2014 Subaru XV Crosstrek. Click image to enlarge
Review and photos by Jonathan Yarkony
It’s been quite some time since we tested the Subaru XV Crosstrek (in non-hybrid form), and the last time we had it around this office it swept away the competition in our Mini-Crossover Comparison Test shortly before wrapping up a long-term test. At the risk of completely ruining the suspense, we still love it.
In the past year, I must have recommended this thing to at least a dozen people, my dad the latest victim to fall prey to my preaching. There is a particular charm to it, especially in its vivid tangerine orange, against which the signature Subaru plastic body cladding stands out and cheekily advertises its ‘rugged’ personality. The other mini-utes seem like such city slickers, between the bug-eyed Juke, sleek RVR and somewhat dull Trax, the XV banks on Subaru’s already adventure-oriented customer base and manages to really stand out from the crowd. Okay, maybe not in this bLack on black tester.
Now, that’s not to say it is not without fault, but it has a unique combination of character, efficiency, capability and affordability that I think will be in the sweet spot for many shoppers looking at compact hatchbacks or small SUVs. I’m not alone. In its first full year of sales, Subaru sold more than 6,000 in Canada and over 50K in the USA. They’re on pace to sell even more of ‘em this year.
The XV Crosstrek is smaller than the familiar trucklets in the compact SUV category, like the Ford Escape, Honda CR-V, Toyota RAV4 and Subaru’s own Forester. There are only a few competitors similarly sized, the Chevrolet Trax (and its semi-premium twin Buick Encore), Nissan Juke and Mitsubishi RVR. But there are more to come, including a Fit-based crossover from Honda and the Jeep Renegade, and even luxury makers are getting in on the act, BMW already on board with its X1, and Mercedes and Audi answering with the GLA and Q3, respectively.

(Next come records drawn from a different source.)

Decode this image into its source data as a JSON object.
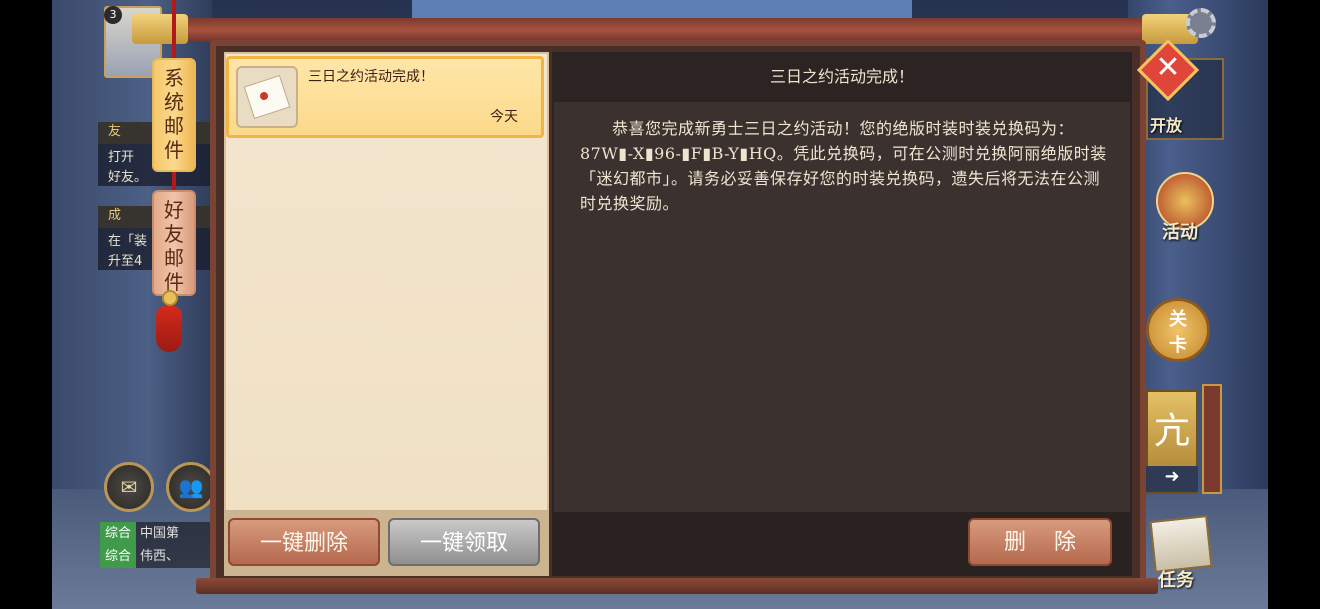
{
  "hud": {
    "level": "3",
    "side_notes": [
      {
        "header": "友",
        "text": "打开\n好友。"
      },
      {
        "header": "成",
        "text": "在「装\n升至4"
      }
    ],
    "chat": [
      {
        "tag": "综合",
        "text": "中国第"
      },
      {
        "tag": "综合",
        "text": "伟西、"
      }
    ]
  },
  "mail_tabs": [
    {
      "label": "系统邮件",
      "active": true
    },
    {
      "label": "好友邮件",
      "active": false
    }
  ],
  "mail_list": {
    "items": [
      {
        "title": "三日之约活动完成！",
        "date": "今天",
        "selected": true
      }
    ],
    "delete_all_label": "一键删除",
    "claim_all_label": "一键领取"
  },
  "mail_view": {
    "title": "三日之约活动完成！",
    "body": "恭喜您完成新勇士三日之约活动！您的绝版时装时装兑换码为：87W▮-X▮96-▮F▮B-Y▮HQ。凭此兑换码，可在公测时兑换阿丽绝版时装「迷幻都市」。请务必妥善保存好您的时装兑换码，遗失后将无法在公测时兑换奖励。",
    "delete_label": "删除"
  },
  "right_hud": {
    "open_label": "开放",
    "activity_label": "活动",
    "stage_label": "关卡",
    "card_glyph": "亢",
    "task_label": "任务"
  },
  "colors": {
    "selected_item_border": "#f2b443",
    "delete_button": "#c47a5e",
    "claim_button_disabled": "#a9a9a9",
    "close_button": "#e0453a"
  }
}
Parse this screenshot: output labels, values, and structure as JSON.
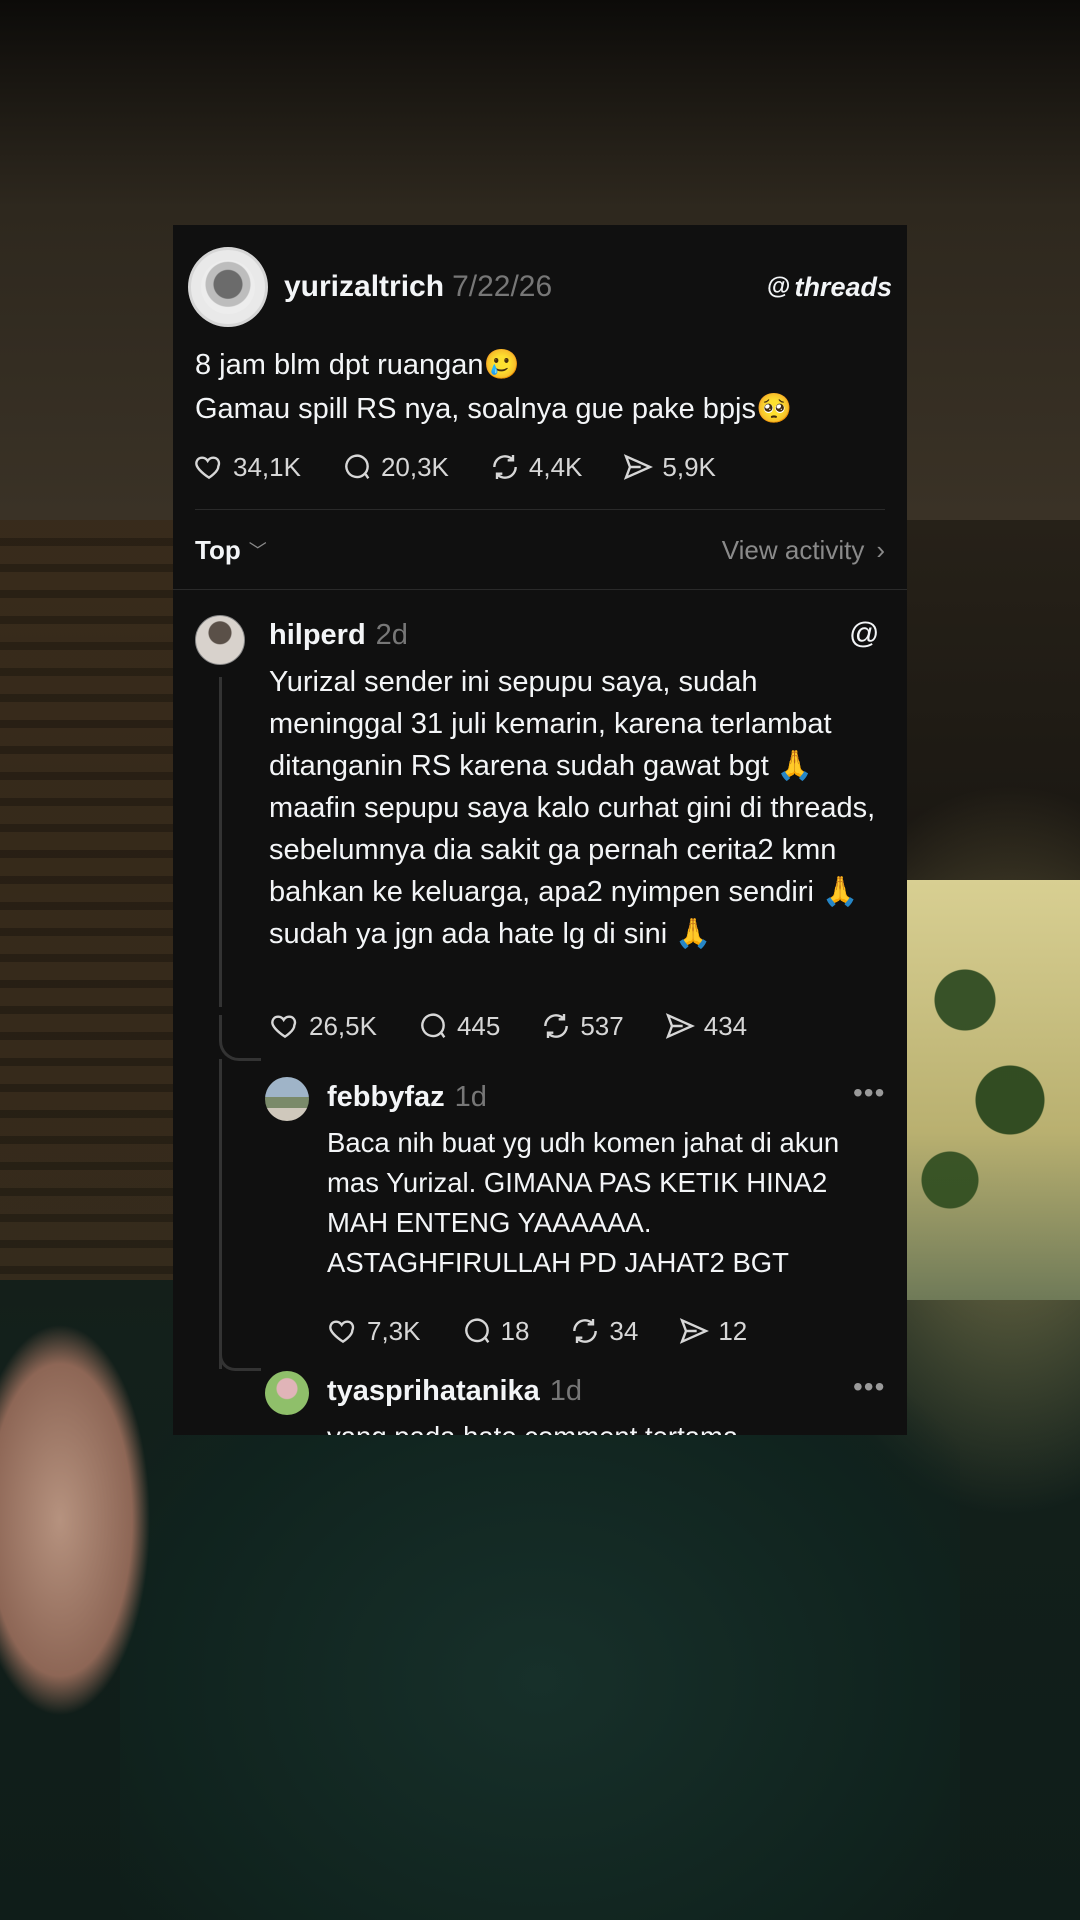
{
  "post": {
    "username": "yurizaltrich",
    "date": "7/22/26",
    "brand": "threads",
    "text_line1": "8 jam blm dpt ruangan🥲",
    "text_line2": "Gamau spill RS nya, soalnya gue pake bpjs🥺",
    "likes": "34,1K",
    "comments": "20,3K",
    "reposts": "4,4K",
    "shares": "5,9K"
  },
  "filter": {
    "sort_label": "Top",
    "view_activity": "View activity"
  },
  "replies": [
    {
      "username": "hilperd",
      "time": "2d",
      "text": "Yurizal sender ini sepupu saya, sudah meninggal 31 juli kemarin, karena terlambat ditanganin RS karena sudah gawat bgt 🙏 maafin sepupu saya kalo curhat gini di threads, sebelumnya dia sakit ga pernah cerita2 kmn bahkan ke keluarga, apa2 nyimpen sendiri 🙏 sudah ya jgn ada hate lg di sini 🙏",
      "likes": "26,5K",
      "comments": "445",
      "reposts": "537",
      "shares": "434"
    },
    {
      "username": "febbyfaz",
      "time": "1d",
      "text": "Baca nih buat yg udh komen jahat di akun mas Yurizal. GIMANA PAS KETIK HINA2 MAH ENTENG YAAAAAA. ASTAGHFIRULLAH PD JAHAT2 BGT",
      "likes": "7,3K",
      "comments": "18",
      "reposts": "34",
      "shares": "12"
    },
    {
      "username": "tyasprihatanika",
      "time": "1d",
      "text": "yang pada hate comment tertama"
    }
  ],
  "icons": {
    "threads_logo": "threads-logo-icon",
    "more": "more-dots-icon",
    "like": "heart-icon",
    "comment": "comment-icon",
    "repost": "repost-icon",
    "share": "share-icon"
  },
  "colors": {
    "card_bg": "#101010",
    "text_primary": "#f3f5f7",
    "text_secondary": "#777777"
  }
}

But enough about other vehicles, let’s get into this one. The XV Crosstrek, at 4450 mm long with a 2635 mm wheelbase, is a bit longer than the Trax or RVR, which yields better cargo space and legroom, with respectable headroom, even with the sunroof optioned. Cargo space is listed at 632 L and 1,470 L with the seats folded down. Even with the seats up, the cargo bay is wide and tall despite a fairly dramatic slope to the rear hatch and a standard retractable cargo cover. The seats are easy to fold and raise, split 60/40 for varying cargo and passenger needs.
Although legroom in the rear is sufficient, the seats are flat. We only used them for our kids, both of whom are in car seats, which proved a cinch to install. The driver’s seat was nicely contoured and comfortable, and all seats were covered in breathable fabric, so my backside was quite happy. Heated seats are also standard.
2014 Subaru XV Crosstrek dashboard, centre stack, steering wheel controls. Click image to enlarge
The steering wheel is covered in decent leather (Sport trim and above), with audio and cruise control switchgear on the spokes (standard), and controls for the nifty multi-information display on the dash. The info display features fuel consumption, trip info, all-wheel-drive power distribution, or date and time. The gauges are simple and conventional with a low-res info screen between the gauges, so not quite as legible as some of the leaders in this dark art.
The materials are a mix of soft plastics on the dash with harder more durable materials below the silver accent spar, and switchgear is basic but functional. However, the interface screen is a small dot-matrix affair, though basic functions of volume, mode and tuning are easily deciphered. Bluetooth, in this setup, is connected via the steering wheel voice command controls. Climate control is a conventional three-knob system with inset buttons for specific functions, and a generous storage cubby is ideal for phones and ‘phablets’ of any size, with 12V and USB ports. Another ‘pocket’ aft of the leather-wrapped shifter can hold your phone upright until you hit the first bump or turn, then cupholders and under-armrest storage. The seat-heater controls are oddly placed next to the cupholders behind the hand brake.
2014 Subaru XV Crosstrek seating & cargo area. Click image to enlarge
Out on the road, the XV Crosstrek is an easy car to drive. Slightly higher than the Impreza on which it based, the chunky styling interferes very little with outward visibility, so you can see the road ahead and to the sides very well, and it’s no trouble at all backing into tight parking spots even with no back-up camera.
Driving it is similarly effortless. Pop the shifter into D, and the CVT transmission (a $1,300 upgrade in any trim except hybrid) will take care of all the work. However, if you find the tendency for RPMs to surge irritating, you can pop it over into Manual mode, with six simulated gears and paddles shifters (in every trim!). I found this relieving as the auto mode tended to drone and whine, but in manual mode I could keep the RPMs lower for a quieter drive in traffic.